Abduction – Non-Hague Convention country – Inherent jurisdiction – Children abducted by mother and taken to Northern Cyprus – Mother arrested – LA sought wardship and return orders
Orders were made for wardship and a return of the children to England and Wales under the inherent jurisdiction.
The two children, now aged 15 and 13 lived in the UK until 2012 when the mother took them to Northern Cyprus. There had been protracted proceedings regarding residence and contact with the father and the children had been subject to child protection plans due to the mother’s mental health.
The authorities in Northern Cyprus were involved with the family between 2014 and 2016 due to concerns of physical abuse and neglect. At the end of November 2016 the mother was arrested under a European Arrest Warrant pursuant to charges of child abduction. The children were placed in a children’s home in the Republic of Cyprus but the older child absconded to Northern Cyprus under the mother’s influence. He was located and eventually placed in a children’s home there which was reportedly not appropriate for his age. Both Cypriot authorities indicated that they were not willing to issue proceedings and would support their return to the UK following the mother’s arrest and impending extradition.

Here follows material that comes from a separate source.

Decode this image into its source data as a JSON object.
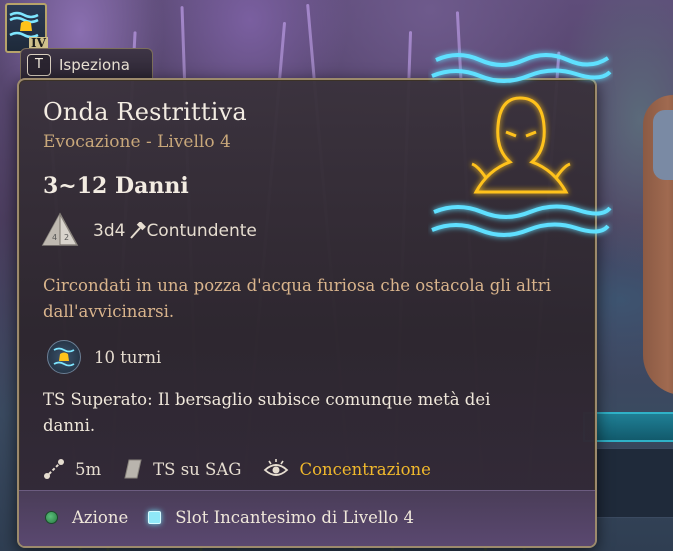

The local authority applied for the children to be made wards of court and for orders for their summary return under the inherent jurisdiction since the territory of Northern Cyprus was not a signatory to the Hague Convention or BIIA. The local authority intended to issue care proceedings upon their return to the UK.
The existence of the inherent jurisdiction based on nationality was in no doubt but the test for exercising the jurisdiction was not conclusively settled. It was, however, clear that the court was to exercise its inherent jurisdiction in respect of a British child who was outside the jurisdiction based on the nationality of that child where the court was satisfied on the evidence before it that that child requires the protection of this court.
In the circumstances of the case it was appropriate to proceed on a without notice basis since there was evidence that if given notice the mother would take steps to frustrate the court process by persuading the children to abscond.
The court was satisfied that it had jurisdiction to make orders under the inherent jurisdiction based on the children’s nationality and, arguably, their continuing habitual residence in England and Wales.
The children were currently separated, no one in either area had parental responsibility for them and neither parent was able to exercise parental responsibility. The authorities in Northern Cyprus and the Republic of Cyprus were clear that they were unable to take further protective measures. In that context it was appropriate for the court to make the orders sought. The children required the protection of the court and it was in their best interests for the court do so.The children were made wards of court and orders for return were granted.